Exercise prompt:
Among the lines of the records below, copy those that hold the word "this".

Data to use:
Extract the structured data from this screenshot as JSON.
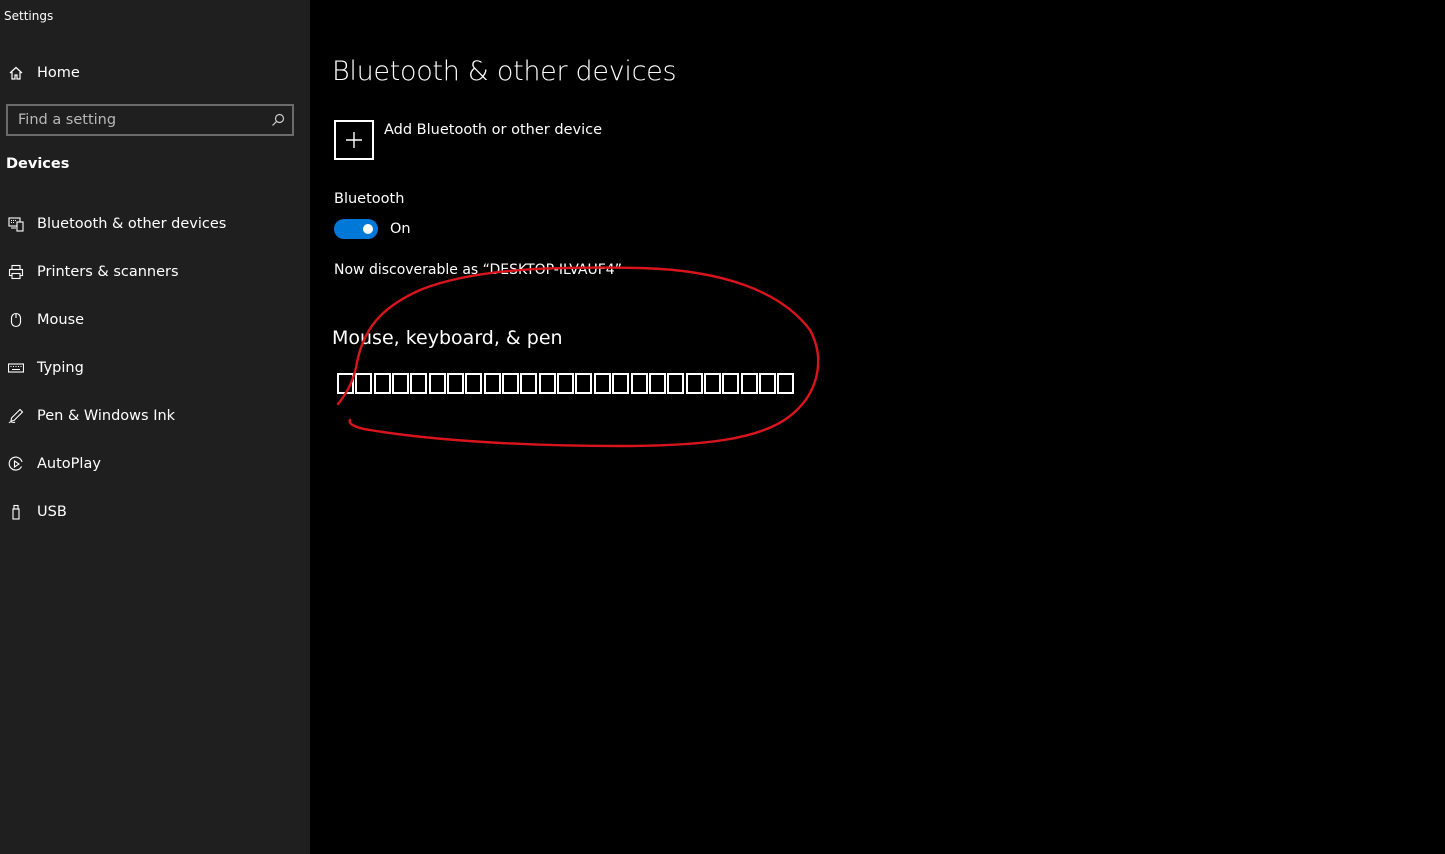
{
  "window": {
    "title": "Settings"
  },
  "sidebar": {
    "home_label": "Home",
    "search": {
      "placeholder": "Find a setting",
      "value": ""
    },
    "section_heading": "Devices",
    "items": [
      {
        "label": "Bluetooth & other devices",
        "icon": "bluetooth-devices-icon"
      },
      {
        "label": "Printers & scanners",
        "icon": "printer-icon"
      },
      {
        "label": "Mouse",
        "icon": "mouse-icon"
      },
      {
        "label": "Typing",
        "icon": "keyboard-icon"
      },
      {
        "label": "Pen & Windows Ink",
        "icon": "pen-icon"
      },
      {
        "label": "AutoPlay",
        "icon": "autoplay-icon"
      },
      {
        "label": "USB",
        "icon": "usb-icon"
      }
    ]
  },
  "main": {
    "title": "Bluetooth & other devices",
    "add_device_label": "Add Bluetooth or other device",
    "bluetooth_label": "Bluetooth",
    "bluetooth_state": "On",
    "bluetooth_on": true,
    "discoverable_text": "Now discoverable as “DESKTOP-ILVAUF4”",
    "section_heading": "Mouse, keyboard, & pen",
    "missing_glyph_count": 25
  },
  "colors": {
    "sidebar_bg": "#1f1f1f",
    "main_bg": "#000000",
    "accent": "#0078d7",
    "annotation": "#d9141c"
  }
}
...
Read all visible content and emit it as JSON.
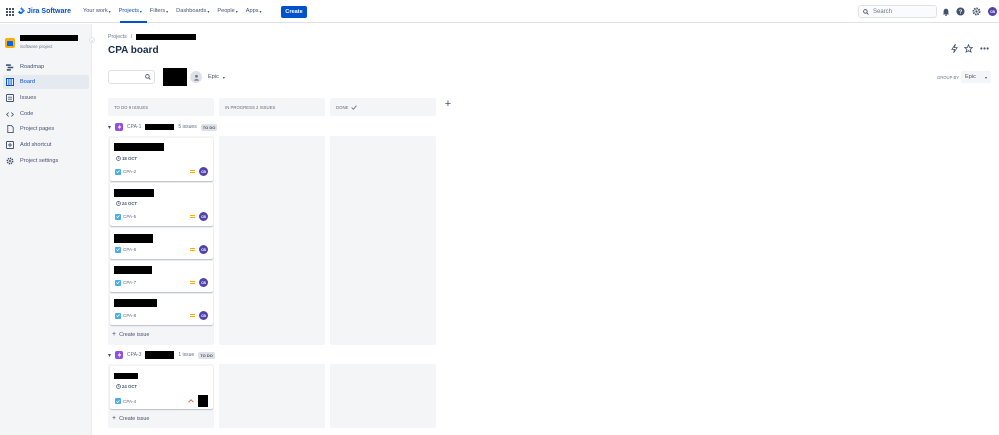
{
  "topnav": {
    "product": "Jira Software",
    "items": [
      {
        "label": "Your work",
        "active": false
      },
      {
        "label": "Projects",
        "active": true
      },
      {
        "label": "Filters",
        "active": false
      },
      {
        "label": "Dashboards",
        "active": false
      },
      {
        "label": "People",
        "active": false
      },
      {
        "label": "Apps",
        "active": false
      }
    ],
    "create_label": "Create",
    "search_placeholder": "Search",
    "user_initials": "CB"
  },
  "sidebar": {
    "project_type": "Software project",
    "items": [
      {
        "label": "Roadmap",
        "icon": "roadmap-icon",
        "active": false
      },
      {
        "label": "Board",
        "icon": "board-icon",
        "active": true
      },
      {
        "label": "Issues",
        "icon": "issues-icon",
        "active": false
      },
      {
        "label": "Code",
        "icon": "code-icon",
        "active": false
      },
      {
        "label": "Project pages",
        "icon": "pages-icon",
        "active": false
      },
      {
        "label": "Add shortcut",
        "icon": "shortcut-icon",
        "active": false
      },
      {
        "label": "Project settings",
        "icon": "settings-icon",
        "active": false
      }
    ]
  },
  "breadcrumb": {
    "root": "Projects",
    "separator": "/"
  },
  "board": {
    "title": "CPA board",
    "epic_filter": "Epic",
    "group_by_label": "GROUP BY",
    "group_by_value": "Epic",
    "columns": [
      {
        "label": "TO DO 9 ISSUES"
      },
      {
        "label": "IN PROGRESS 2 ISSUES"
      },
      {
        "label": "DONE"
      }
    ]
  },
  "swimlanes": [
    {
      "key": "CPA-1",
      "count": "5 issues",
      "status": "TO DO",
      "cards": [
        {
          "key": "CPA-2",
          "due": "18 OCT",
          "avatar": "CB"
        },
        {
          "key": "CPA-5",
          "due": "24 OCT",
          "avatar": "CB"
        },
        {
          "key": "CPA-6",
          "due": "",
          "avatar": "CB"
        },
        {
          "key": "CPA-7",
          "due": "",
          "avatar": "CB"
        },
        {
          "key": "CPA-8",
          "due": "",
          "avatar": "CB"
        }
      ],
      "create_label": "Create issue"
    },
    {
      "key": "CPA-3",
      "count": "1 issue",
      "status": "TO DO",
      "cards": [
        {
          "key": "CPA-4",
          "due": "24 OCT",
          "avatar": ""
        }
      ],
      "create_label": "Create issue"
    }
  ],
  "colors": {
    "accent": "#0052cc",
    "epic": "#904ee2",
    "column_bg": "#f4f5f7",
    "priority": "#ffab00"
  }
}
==
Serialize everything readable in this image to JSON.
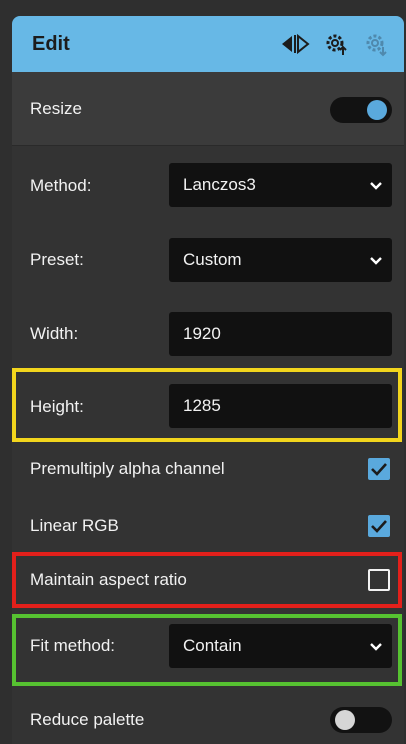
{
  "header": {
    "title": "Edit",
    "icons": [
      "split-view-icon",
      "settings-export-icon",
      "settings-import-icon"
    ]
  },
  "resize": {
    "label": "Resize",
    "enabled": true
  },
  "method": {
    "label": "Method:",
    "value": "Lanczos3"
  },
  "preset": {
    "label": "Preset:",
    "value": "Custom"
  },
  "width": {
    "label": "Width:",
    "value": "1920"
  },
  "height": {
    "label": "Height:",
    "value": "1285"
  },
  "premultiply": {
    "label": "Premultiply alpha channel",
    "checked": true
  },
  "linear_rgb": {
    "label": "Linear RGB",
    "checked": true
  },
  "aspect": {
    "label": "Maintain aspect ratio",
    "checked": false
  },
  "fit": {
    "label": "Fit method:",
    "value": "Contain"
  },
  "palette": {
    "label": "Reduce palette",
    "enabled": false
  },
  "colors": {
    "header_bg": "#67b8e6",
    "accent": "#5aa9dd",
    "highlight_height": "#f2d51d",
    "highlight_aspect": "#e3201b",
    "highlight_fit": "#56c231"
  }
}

Output below:
Extract the structured data from this screenshot as JSON.
Serialize everything readable in this image to JSON.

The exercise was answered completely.